* **WHAT IS NEEDED**
Write only the number of lines below in which "data" occurs.

* **AVAILABLE RECORDS**
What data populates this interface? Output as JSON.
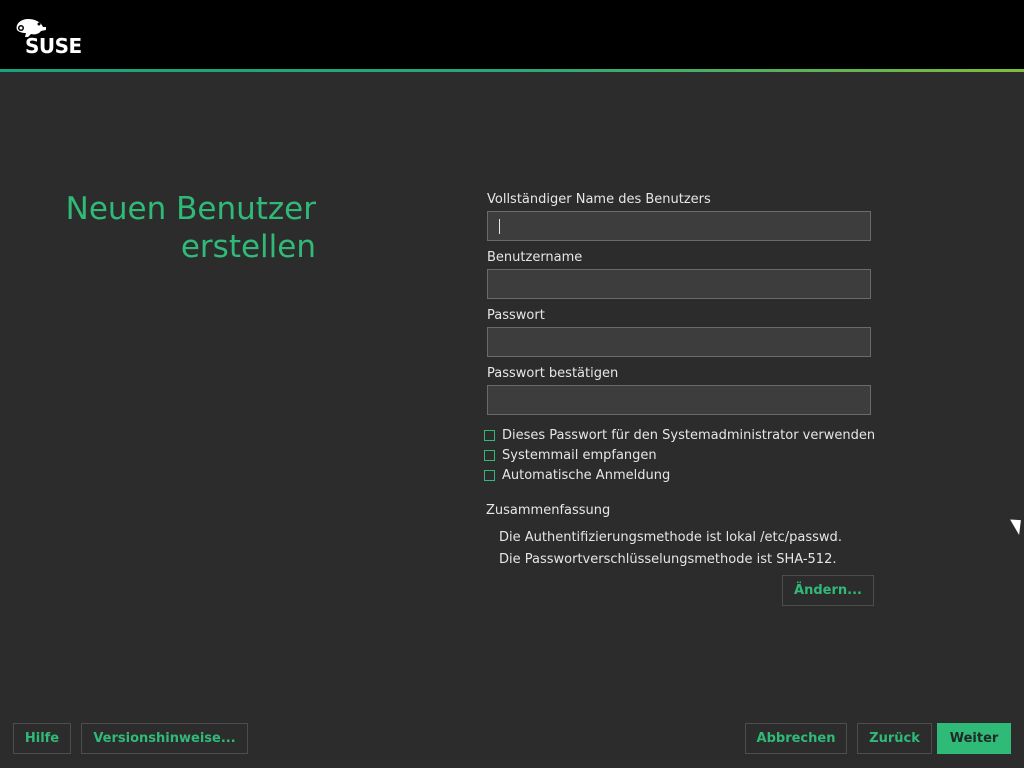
{
  "header": {
    "brand": "SUSE"
  },
  "page_title": {
    "line1": "Neuen Benutzer",
    "line2": "erstellen"
  },
  "form": {
    "full_name_label": "Vollständiger Name des Benutzers",
    "full_name_value": "",
    "username_label": "Benutzername",
    "username_value": "",
    "password_label": "Passwort",
    "password_value": "",
    "password_confirm_label": "Passwort bestätigen",
    "password_confirm_value": ""
  },
  "checkboxes": {
    "use_for_admin": {
      "label": "Dieses Passwort für den Systemadministrator verwenden",
      "checked": false
    },
    "system_mail": {
      "label": "Systemmail empfangen",
      "checked": false
    },
    "auto_login": {
      "label": "Automatische Anmeldung",
      "checked": false
    }
  },
  "summary": {
    "title": "Zusammenfassung",
    "line1": "Die Authentifizierungsmethode ist lokal /etc/passwd.",
    "line2": "Die Passwortverschlüsselungsmethode ist SHA-512.",
    "change_button": "Ändern..."
  },
  "footer": {
    "help": "Hilfe",
    "release_notes": "Versionshinweise...",
    "abort": "Abbrechen",
    "back": "Zurück",
    "next": "Weiter"
  },
  "colors": {
    "accent": "#30ba78",
    "background": "#2c2c2c",
    "topbar": "#000000"
  }
}
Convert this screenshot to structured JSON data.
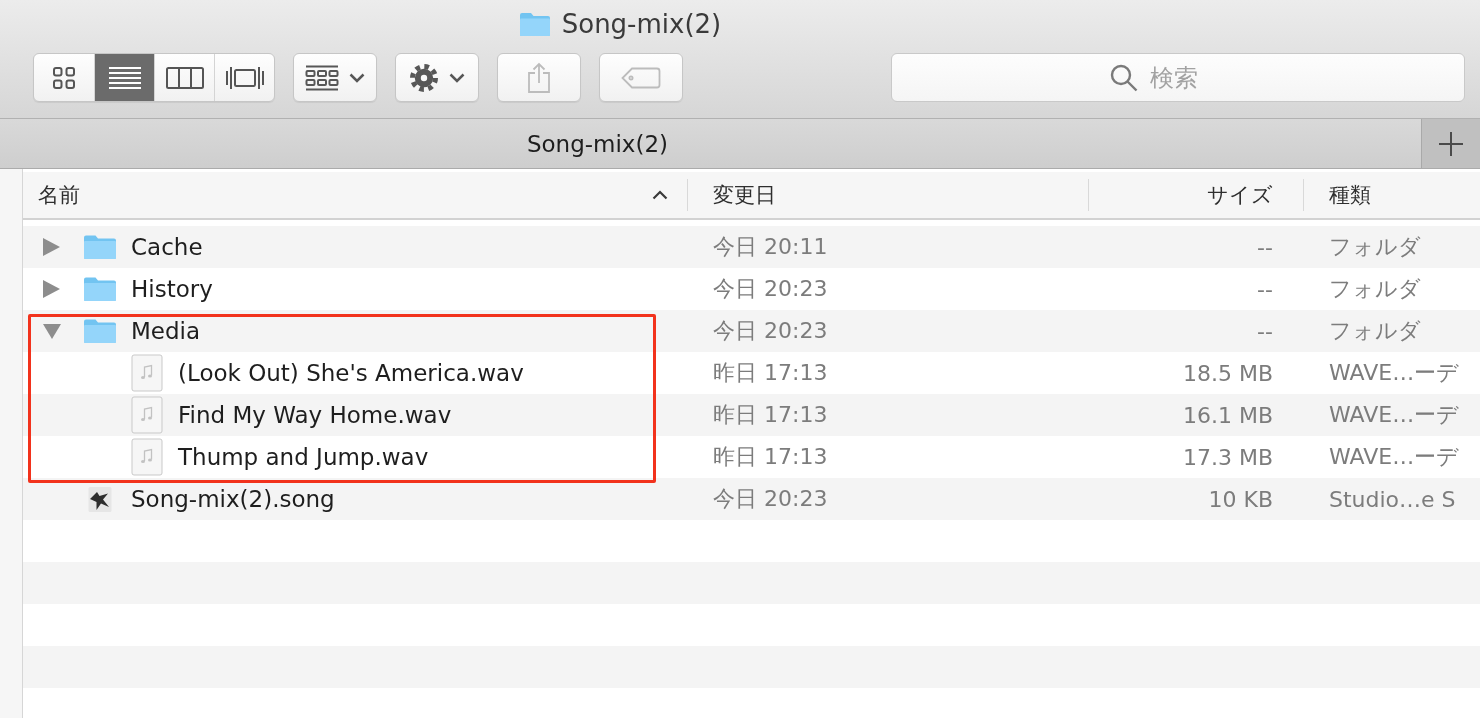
{
  "window": {
    "title": "Song-mix(2)"
  },
  "toolbar": {
    "view_modes": [
      {
        "kind": "icons",
        "selected": false
      },
      {
        "kind": "list",
        "selected": true
      },
      {
        "kind": "columns",
        "selected": false
      },
      {
        "kind": "gallery",
        "selected": false
      }
    ],
    "buttons": [
      {
        "kind": "group",
        "disabled": false
      },
      {
        "kind": "action",
        "disabled": false
      },
      {
        "kind": "share",
        "disabled": true
      },
      {
        "kind": "tags",
        "disabled": true
      }
    ],
    "search": {
      "placeholder": "検索"
    }
  },
  "tab_bar": {
    "tabs": [
      {
        "label": "Song-mix(2)"
      }
    ]
  },
  "table": {
    "columns": [
      {
        "label": "名前",
        "sorted": true
      },
      {
        "label": "変更日",
        "sorted": false
      },
      {
        "label": "サイズ",
        "sorted": false
      },
      {
        "label": "種類",
        "sorted": false
      }
    ],
    "rows": [
      {
        "kind": "folder",
        "name": "Cache",
        "modified": "今日 20:11",
        "size": "--",
        "type": "フォルダ",
        "expanded": false,
        "highlighted": false
      },
      {
        "kind": "folder",
        "name": "History",
        "modified": "今日 20:23",
        "size": "--",
        "type": "フォルダ",
        "expanded": false,
        "highlighted": false
      },
      {
        "kind": "folder",
        "name": "Media",
        "modified": "今日 20:23",
        "size": "--",
        "type": "フォルダ",
        "expanded": true,
        "highlighted": true,
        "children": [
          {
            "kind": "audio",
            "name": "(Look Out) She's America.wav",
            "modified": "昨日 17:13",
            "size": "18.5 MB",
            "type": "WAVE…ーデ",
            "highlighted": true
          },
          {
            "kind": "audio",
            "name": "Find My Way Home.wav",
            "modified": "昨日 17:13",
            "size": "16.1 MB",
            "type": "WAVE…ーデ",
            "highlighted": true
          },
          {
            "kind": "audio",
            "name": "Thump and Jump.wav",
            "modified": "昨日 17:13",
            "size": "17.3 MB",
            "type": "WAVE…ーデ",
            "highlighted": true
          }
        ]
      },
      {
        "kind": "project",
        "name": "Song-mix(2).song",
        "modified": "今日 20:23",
        "size": "10 KB",
        "type": "Studio…e S",
        "highlighted": false
      }
    ]
  }
}
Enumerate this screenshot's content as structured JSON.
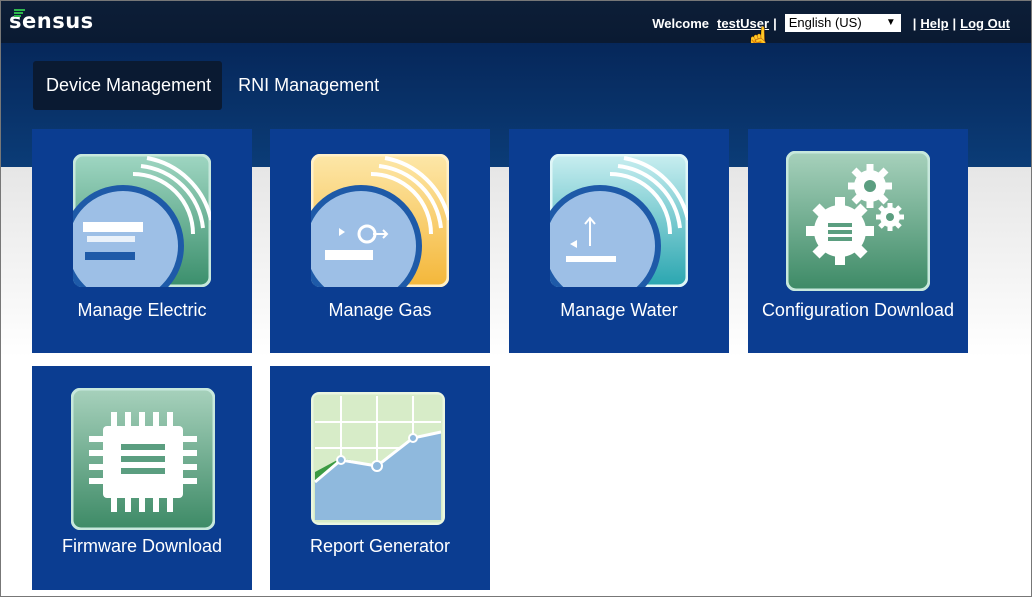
{
  "header": {
    "logo_text": "sensus",
    "welcome_label": "Welcome",
    "username": "testUser",
    "language": "English (US)",
    "help_label": "Help",
    "logout_label": "Log Out"
  },
  "tabs": [
    {
      "label": "Device Management",
      "active": true
    },
    {
      "label": "RNI Management",
      "active": false
    }
  ],
  "tiles": [
    {
      "label": "Manage Electric",
      "icon": "electric-meter-icon"
    },
    {
      "label": "Manage Gas",
      "icon": "gas-meter-icon"
    },
    {
      "label": "Manage Water",
      "icon": "water-meter-icon"
    },
    {
      "label": "Configuration Download",
      "icon": "gears-icon"
    },
    {
      "label": "Firmware Download",
      "icon": "chip-icon"
    },
    {
      "label": "Report Generator",
      "icon": "line-chart-icon"
    }
  ],
  "colors": {
    "tile": "#0b3d91",
    "header": "#0a1a32",
    "band": "#06275a",
    "accent_green": "#2eb84d"
  }
}
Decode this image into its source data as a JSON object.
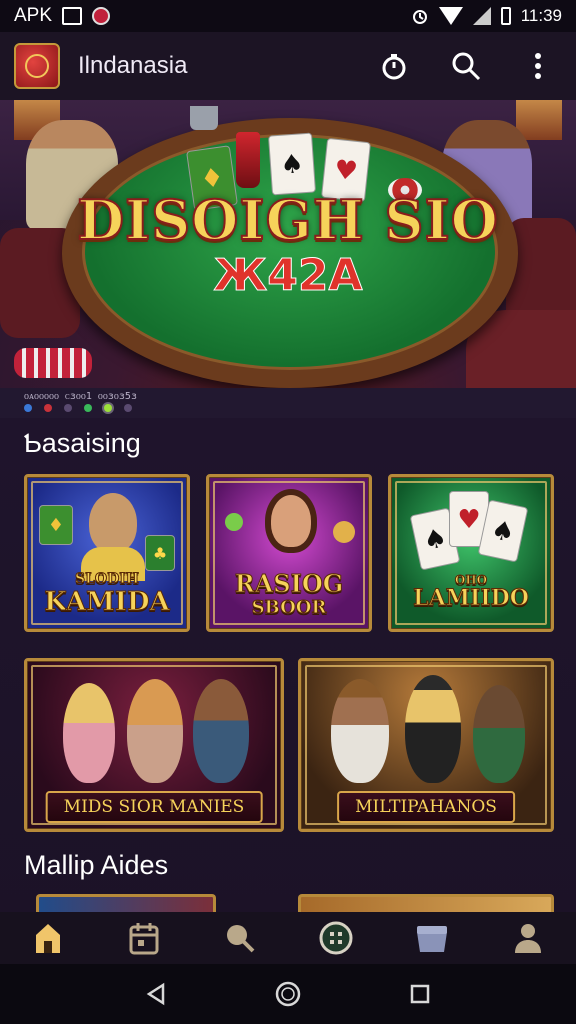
{
  "status_bar": {
    "carrier_label": "APK",
    "time": "11:39",
    "icons": [
      "screenshot-icon",
      "app-notification-icon",
      "alarm-icon",
      "wifi-icon",
      "signal-icon",
      "battery-icon"
    ]
  },
  "app_bar": {
    "title": "Ilndanasia",
    "actions": [
      "timer-icon",
      "search-icon",
      "more-vert-icon"
    ]
  },
  "hero": {
    "logo_text": "DISOIGH SIO",
    "sub_text": "Ж42A",
    "pager_caption": "ᴏᴀᴏᴏᴏᴏᴏ ᴄɜᴏᴏ1 ᴏᴏɜᴏɜ5ɜ",
    "page_count": 6,
    "active_page": 5,
    "dot_colors": [
      "#3a78d6",
      "#c8323a",
      "#5a4a70",
      "#3ab85a",
      "#9ce03a",
      "#5a4a70"
    ]
  },
  "sections": [
    {
      "title": "Ƅasaising",
      "tiles": [
        {
          "name": "game-tile-kamida",
          "label_top": "SLODIH",
          "label_bottom": "KAMIDA"
        },
        {
          "name": "game-tile-rasiog",
          "label_top": "RASIOG",
          "label_bottom": "SBOOR"
        },
        {
          "name": "game-tile-lamiido",
          "label_top": "OHO",
          "label_bottom": "LAMIIDO"
        },
        {
          "name": "game-tile-mids",
          "label_top": "",
          "label_bottom": "MIDS SIOR MANIES"
        },
        {
          "name": "game-tile-multipahanos",
          "label_top": "",
          "label_bottom": "MILTIPAHANOS"
        }
      ]
    },
    {
      "title": "Mallip Aides"
    }
  ],
  "bottom_nav": {
    "items": [
      "home-icon",
      "calendar-icon",
      "racket-icon",
      "casino-chip-icon",
      "treasure-icon",
      "profile-icon"
    ],
    "active": "home-icon"
  },
  "system_nav": {
    "items": [
      "back-icon",
      "home-circle-icon",
      "recents-icon"
    ]
  },
  "colors": {
    "background": "#1e1428",
    "accent_gold": "#f6d35a",
    "felt_green": "#14702e",
    "nav_active": "#f0c56a"
  }
}
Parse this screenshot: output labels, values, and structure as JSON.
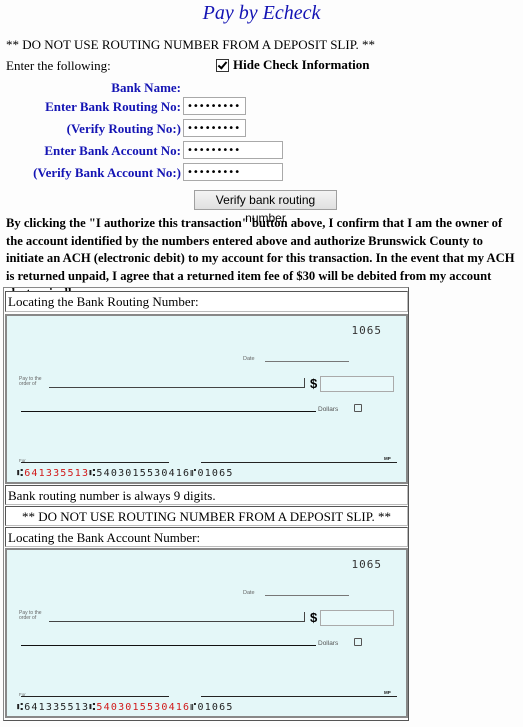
{
  "header": {
    "title": "Pay by Echeck"
  },
  "warning_top": "** DO NOT USE ROUTING NUMBER FROM A DEPOSIT SLIP. **",
  "enter_label": "Enter the following:",
  "hide_check": {
    "label": "Hide Check Information",
    "checked": true
  },
  "form": {
    "bank_name_label": "Bank Name:",
    "bank_name_value": "",
    "routing_label": "Enter Bank Routing No:",
    "routing_value": "•••••••••",
    "verify_routing_label": "(Verify Routing No:)",
    "verify_routing_value": "•••••••••",
    "account_label": "Enter Bank Account No:",
    "account_value": "•••••••••",
    "verify_account_label": "(Verify Bank Account No:)",
    "verify_account_value": "•••••••••",
    "verify_button": "Verify bank routing number"
  },
  "authorization_text": "By clicking the \"I authorize this transaction\" button above, I confirm that I am the owner of the account identified by the numbers entered above and authorize Brunswick County to initiate an ACH (electronic debit) to my account for this transaction. In the event that my ACH is returned unpaid, I agree that a returned item fee of $30 will be debited from my account electronically.",
  "help_table": {
    "routing_heading": "Locating the Bank Routing Number:",
    "routing_note": "Bank routing number is always 9 digits.",
    "warning": "** DO NOT USE ROUTING NUMBER FROM A DEPOSIT SLIP. **",
    "account_heading": "Locating the Bank Account Number:"
  },
  "check_image": {
    "check_number": "1065",
    "date_label": "Date",
    "pay_to_label_1": "Pay to the",
    "pay_to_label_2": "order of",
    "dollar_sign": "$",
    "dollars_label": "Dollars",
    "for_label": "For",
    "signature_mark": "MP",
    "micr_prefix": "⑆",
    "routing_number": "641335513",
    "routing_sep": "⑆",
    "account_number": "5403015530416",
    "account_sep": "⑈",
    "micr_check_number": "01065",
    "highlight_color": "#d11a1a"
  }
}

* **TASK RESULT**
3